I mention this great divide because last year when I was having troubles finding new, fun races to do on my side of the "barrier," a friend told me about RunBucks, an organization that hosts about a dozen really fun races a year, most of which are in Washington Crossing, Pennsylvania, 11 minutes from our house. (Click on the Washington Crossing link to see a reenactment of General Washington crossing this great "Barrier.") RunBucks organizes very low-key races. They have a 10 miler in May they bill as the alternative to Philadelphia's Broad Street Run -- same distance, same day, much cheaper, no lottery, about 1% of the number of participants. Other races include Run the Lights -- a 2 mile family fun race through Shady Brook Farms's annual light display, a Mother's Day women's race for WomenSpace, a Halloween 8K race, and a New Year's Eve midnight 5K.

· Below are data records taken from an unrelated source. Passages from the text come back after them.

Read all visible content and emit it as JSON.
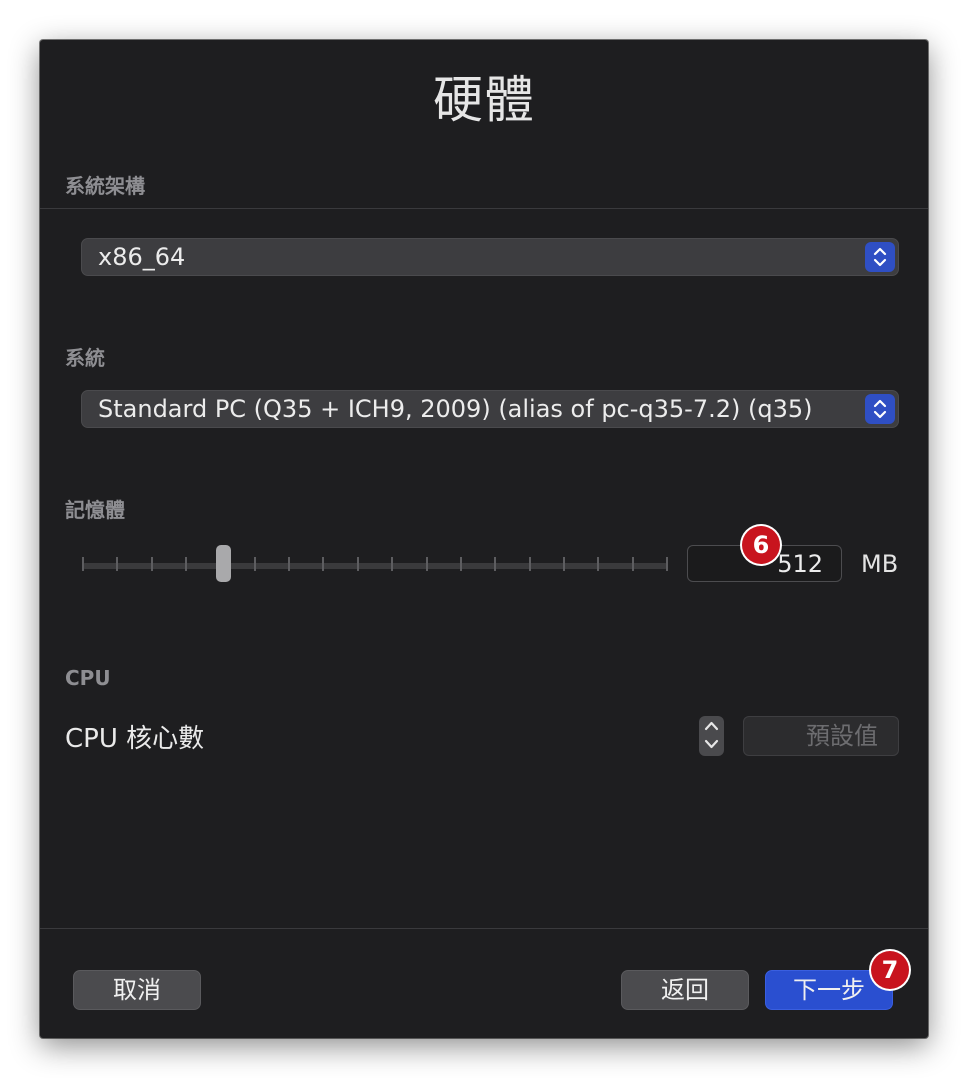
{
  "window": {
    "title": "硬體"
  },
  "architecture": {
    "label": "系統架構",
    "value": "x86_64"
  },
  "system": {
    "label": "系統",
    "value": "Standard PC (Q35 + ICH9, 2009) (alias of pc-q35-7.2) (q35)"
  },
  "memory": {
    "label": "記憶體",
    "value": "512",
    "unit": "MB",
    "slider_position": 0.24
  },
  "cpu": {
    "section_label": "CPU",
    "cores_label": "CPU 核心數",
    "default_placeholder": "預設值"
  },
  "footer": {
    "cancel_label": "取消",
    "back_label": "返回",
    "next_label": "下一步"
  },
  "badges": {
    "memory_badge": "6",
    "next_badge": "7"
  },
  "colors": {
    "accent": "#2a4fd0",
    "badge": "#c8141e",
    "background": "#1e1e20"
  }
}
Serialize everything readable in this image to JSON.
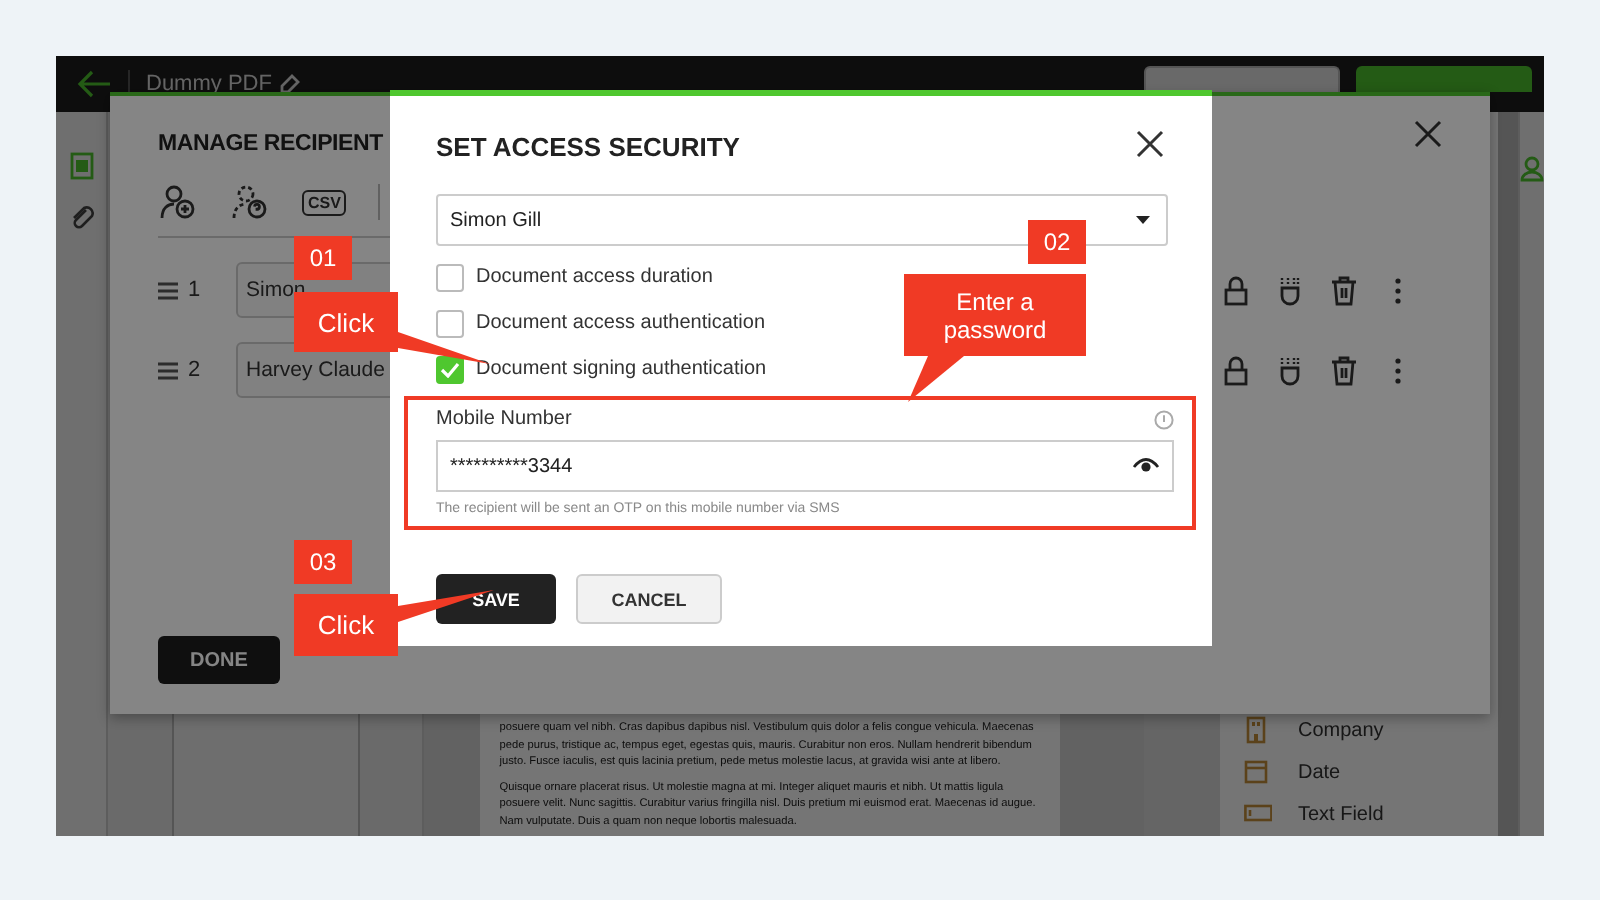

This year they added the Grilled Cheese and Tomato Soup 4-miler. You had me at tomato soup.
One of the pluses to doing their races is they are very low-key and very inexpensive. I think registration was around $20 for this race ($35 day of), which got you a running bib, a marked course (but not a private one as it was open to the general public), a finisher's mug for the first 250 finishers (they had 180 runners), and the aforementioned grilled cheese and tomato soup in the finisher's area. If you wanted a sweatshirt, they were available for an additional $17.50. If you didn't want one, you didn't buy it. Likewise with the blankets (which were also prizes for winning your age category). There was no goody bag or extra pieces of paper, literally at the registration tent you got a bib and (if you needed them) safety pins.
Super Librarian Gabrielle and I at the start of the race. Note I was going for a grilled cheese colored top and tomato soup skirt. It was a cold start to the race -- about 35 and cloudy. We waited in the car for the start of the race debating if we should run or just go home and skip it. The forecast said it would be 40 at the start, it sure didn't feel like it.
The course started with the Valley of Concentration Circle, otherwise known as the "Spiral of Death." This .75 mile extra before hitting the towpath allowed the runners to spread out to the right paces before we had to go more single-file. It meant we crossed the finish line (which looked like it could double as the start line) at the .75 mile mark. We then went up a mile and a half on the towpath, and turned around again. I felt my pace was just right -- I got to the narrow under the bridge part before the bulk of the fast runners on their way back. I was with people a little slower than me, so I felt good passing them without being passed by a lot of people. One downside to this spiral of death (which I heard refers more to when it appears at the end of the race than at the beginning) is at at the 1/2 mile mark it took us right past our car. Awfully tempting, fortunately by then I had warmed up. Don didn't seem to warm up until we were in the toasty warm car driving home.
There is Don:
Don coming to the end of the race. Looking good!
Finish line mugs and food:
My Nike+ watch could not find the satellite. I recorded a time of 44:41, and a distance of only 3.71 miles. It gave me a 12:00 pace instead of 11:10 pace. *groan* Ahh...technology.
|150||2326||Jacquelyn Pillsbury||F||Lawrence Township||NJ||US||44:47.3||46||46.1|
|163||2325||Don Pillsbury||M||Lawrence Township||NJ||US||49:01.4||52||39.7|
I would be up for doing this race again.